- _Work request_: Pull every line containing "Ahmed" out of the listing below.

*** Records for this task ***

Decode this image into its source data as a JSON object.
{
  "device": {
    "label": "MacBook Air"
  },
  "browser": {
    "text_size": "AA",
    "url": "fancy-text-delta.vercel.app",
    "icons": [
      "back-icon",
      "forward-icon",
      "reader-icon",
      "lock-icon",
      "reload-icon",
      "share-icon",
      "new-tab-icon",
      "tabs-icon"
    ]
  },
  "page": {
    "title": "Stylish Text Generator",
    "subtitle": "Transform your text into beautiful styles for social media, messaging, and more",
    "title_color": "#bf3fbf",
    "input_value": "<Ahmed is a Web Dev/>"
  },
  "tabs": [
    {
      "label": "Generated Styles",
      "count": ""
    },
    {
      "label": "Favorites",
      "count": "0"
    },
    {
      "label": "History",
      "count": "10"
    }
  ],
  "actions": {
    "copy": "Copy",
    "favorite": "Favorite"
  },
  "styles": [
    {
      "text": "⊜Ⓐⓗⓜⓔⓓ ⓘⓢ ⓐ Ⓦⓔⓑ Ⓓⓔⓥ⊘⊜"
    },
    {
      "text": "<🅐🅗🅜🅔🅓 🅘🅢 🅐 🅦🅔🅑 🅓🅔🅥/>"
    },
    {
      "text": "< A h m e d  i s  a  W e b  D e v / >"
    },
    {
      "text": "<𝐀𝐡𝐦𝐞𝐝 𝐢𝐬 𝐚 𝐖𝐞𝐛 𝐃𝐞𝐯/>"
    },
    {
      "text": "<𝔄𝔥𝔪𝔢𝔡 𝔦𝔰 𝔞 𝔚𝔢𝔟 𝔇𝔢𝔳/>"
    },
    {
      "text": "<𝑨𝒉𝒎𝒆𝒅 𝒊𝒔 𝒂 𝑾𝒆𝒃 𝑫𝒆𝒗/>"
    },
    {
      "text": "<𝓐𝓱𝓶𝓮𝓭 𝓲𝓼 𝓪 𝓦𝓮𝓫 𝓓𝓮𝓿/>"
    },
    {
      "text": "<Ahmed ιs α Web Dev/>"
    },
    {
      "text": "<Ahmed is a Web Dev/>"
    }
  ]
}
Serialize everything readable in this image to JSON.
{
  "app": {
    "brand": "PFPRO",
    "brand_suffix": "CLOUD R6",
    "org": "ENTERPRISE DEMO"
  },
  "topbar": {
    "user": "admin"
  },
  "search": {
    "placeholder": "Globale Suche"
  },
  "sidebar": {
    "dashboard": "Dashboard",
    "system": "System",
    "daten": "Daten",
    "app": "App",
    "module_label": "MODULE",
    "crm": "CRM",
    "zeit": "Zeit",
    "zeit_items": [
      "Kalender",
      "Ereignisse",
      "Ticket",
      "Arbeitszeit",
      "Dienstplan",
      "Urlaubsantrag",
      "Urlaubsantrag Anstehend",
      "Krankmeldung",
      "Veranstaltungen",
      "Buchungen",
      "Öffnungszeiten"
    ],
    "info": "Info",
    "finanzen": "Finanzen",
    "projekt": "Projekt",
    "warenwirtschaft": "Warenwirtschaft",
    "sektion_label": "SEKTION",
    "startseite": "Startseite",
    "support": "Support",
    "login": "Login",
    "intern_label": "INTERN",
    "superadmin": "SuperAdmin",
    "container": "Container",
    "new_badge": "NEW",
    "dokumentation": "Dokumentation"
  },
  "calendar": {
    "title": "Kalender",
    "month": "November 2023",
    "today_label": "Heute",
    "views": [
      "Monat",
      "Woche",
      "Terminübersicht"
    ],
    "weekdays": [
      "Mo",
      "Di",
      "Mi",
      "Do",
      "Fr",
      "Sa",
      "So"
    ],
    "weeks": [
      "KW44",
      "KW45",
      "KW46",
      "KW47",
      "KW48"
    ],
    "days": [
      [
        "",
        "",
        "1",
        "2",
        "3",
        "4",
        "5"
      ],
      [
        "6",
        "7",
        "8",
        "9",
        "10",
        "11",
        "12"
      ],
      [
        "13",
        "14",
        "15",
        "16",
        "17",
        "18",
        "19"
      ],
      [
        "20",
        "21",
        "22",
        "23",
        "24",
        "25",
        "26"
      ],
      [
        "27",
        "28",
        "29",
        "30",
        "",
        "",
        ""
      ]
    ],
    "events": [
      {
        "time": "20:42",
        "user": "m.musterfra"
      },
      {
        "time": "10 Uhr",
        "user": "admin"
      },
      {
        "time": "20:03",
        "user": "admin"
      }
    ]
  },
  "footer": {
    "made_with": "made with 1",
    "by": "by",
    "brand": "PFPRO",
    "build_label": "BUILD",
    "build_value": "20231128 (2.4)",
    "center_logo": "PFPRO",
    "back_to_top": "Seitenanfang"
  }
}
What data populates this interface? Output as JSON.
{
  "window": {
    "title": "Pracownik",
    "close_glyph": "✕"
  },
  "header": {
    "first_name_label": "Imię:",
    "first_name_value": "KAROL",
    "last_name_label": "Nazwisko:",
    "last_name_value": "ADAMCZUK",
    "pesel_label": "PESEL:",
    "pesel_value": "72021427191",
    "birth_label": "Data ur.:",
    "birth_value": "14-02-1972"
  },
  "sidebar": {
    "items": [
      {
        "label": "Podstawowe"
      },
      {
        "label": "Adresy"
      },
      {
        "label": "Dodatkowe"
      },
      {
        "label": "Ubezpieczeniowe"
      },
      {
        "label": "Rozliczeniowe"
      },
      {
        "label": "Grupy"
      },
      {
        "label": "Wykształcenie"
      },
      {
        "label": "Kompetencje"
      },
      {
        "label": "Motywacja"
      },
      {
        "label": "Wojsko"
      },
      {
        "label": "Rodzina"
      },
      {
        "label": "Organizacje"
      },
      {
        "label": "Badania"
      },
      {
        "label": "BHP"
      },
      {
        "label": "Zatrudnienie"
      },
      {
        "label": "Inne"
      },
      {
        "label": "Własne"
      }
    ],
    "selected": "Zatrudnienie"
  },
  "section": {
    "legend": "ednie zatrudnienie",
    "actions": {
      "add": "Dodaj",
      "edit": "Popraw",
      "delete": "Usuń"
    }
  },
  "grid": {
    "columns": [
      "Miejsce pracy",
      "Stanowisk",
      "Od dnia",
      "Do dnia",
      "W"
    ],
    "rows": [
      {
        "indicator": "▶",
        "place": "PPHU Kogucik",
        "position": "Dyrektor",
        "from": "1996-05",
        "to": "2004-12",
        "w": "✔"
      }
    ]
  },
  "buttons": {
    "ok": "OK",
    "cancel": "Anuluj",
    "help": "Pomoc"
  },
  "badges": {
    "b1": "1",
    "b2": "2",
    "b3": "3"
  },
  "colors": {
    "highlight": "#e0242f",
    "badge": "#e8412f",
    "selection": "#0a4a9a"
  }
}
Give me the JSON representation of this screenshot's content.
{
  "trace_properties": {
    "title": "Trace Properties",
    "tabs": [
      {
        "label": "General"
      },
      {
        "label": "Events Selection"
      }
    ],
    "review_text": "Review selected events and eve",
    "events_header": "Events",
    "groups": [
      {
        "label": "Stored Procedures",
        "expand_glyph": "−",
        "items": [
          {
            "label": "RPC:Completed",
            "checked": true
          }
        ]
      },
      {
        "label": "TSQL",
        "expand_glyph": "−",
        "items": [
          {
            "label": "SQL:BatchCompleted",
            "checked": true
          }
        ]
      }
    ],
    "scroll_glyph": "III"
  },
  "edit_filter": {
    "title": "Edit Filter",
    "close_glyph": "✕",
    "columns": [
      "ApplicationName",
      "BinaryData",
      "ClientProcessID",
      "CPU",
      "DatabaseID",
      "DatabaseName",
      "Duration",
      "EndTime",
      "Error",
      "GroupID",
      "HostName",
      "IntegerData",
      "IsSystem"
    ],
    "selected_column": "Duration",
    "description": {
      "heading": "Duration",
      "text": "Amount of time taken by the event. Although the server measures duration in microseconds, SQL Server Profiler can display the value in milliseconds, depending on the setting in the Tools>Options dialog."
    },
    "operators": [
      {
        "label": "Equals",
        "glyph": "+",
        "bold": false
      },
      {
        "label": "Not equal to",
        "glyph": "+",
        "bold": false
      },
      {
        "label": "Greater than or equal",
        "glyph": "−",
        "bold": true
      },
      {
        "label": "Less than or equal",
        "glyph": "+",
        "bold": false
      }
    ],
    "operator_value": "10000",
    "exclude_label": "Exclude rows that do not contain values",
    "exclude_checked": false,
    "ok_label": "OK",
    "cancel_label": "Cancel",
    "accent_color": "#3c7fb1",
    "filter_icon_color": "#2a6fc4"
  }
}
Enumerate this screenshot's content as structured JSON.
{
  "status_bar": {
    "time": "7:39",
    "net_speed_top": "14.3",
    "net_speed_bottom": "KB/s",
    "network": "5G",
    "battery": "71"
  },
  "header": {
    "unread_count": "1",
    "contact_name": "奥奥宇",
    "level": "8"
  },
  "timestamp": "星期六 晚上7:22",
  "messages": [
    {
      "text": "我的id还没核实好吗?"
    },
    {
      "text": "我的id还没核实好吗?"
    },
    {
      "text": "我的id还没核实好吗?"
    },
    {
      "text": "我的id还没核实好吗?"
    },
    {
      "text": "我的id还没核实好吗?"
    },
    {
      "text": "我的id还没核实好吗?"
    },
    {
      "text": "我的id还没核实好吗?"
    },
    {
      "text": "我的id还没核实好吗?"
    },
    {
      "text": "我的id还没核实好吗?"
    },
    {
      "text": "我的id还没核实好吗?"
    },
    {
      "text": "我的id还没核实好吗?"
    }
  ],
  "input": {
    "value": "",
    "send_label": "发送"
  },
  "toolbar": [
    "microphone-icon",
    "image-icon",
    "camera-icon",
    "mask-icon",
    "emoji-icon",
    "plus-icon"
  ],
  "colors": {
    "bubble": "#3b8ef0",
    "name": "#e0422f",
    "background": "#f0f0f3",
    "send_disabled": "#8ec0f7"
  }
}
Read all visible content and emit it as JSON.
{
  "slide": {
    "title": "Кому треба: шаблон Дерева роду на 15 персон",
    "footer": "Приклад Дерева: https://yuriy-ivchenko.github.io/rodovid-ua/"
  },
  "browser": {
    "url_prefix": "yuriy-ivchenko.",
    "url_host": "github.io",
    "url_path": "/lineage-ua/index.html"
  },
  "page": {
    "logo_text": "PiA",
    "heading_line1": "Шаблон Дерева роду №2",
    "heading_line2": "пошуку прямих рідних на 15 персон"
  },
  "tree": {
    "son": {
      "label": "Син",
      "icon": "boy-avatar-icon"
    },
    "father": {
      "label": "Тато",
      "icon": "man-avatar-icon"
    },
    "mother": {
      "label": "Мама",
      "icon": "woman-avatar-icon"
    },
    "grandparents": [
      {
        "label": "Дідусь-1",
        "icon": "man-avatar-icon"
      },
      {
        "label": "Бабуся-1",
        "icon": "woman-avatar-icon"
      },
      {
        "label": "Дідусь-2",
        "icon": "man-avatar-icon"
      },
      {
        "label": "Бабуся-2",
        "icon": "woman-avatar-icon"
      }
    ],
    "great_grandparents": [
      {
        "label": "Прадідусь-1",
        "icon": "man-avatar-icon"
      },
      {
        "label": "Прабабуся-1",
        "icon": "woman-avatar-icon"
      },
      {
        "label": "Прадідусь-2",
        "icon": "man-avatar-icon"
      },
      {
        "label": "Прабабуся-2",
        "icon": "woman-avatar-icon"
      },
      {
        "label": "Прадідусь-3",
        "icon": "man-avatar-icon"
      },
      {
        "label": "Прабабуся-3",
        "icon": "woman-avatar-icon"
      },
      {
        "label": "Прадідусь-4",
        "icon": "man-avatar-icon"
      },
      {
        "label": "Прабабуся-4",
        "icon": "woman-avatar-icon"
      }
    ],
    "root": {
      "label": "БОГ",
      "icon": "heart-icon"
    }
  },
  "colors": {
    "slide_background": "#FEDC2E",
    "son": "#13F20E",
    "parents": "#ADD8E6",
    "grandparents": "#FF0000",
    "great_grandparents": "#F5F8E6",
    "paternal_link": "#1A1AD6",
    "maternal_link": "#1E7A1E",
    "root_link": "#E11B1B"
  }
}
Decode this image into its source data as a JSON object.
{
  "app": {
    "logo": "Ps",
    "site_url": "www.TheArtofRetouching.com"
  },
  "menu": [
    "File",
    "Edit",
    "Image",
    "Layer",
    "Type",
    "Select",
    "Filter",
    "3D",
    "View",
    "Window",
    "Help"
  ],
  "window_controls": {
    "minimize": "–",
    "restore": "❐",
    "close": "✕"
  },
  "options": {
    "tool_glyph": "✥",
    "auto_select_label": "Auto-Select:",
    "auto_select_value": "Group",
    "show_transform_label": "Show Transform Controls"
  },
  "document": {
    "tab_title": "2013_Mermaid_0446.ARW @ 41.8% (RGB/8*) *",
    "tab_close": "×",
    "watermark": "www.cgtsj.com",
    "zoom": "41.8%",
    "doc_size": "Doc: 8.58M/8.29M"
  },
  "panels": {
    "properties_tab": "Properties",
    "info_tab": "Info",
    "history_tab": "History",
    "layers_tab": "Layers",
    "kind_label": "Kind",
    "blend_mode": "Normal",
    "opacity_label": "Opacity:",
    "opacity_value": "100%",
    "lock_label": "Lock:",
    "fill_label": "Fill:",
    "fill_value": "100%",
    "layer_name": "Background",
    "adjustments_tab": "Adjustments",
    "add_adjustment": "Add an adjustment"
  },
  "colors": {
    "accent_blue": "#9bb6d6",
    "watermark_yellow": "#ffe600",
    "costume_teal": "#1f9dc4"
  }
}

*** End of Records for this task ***

- _Answer below_:
    "input_value": "<Ahmed is a Web Dev/>"
      "text": "<Ahmed ιs α Web Dev/>"
      "text": "<Ahmed is a Web Dev/>"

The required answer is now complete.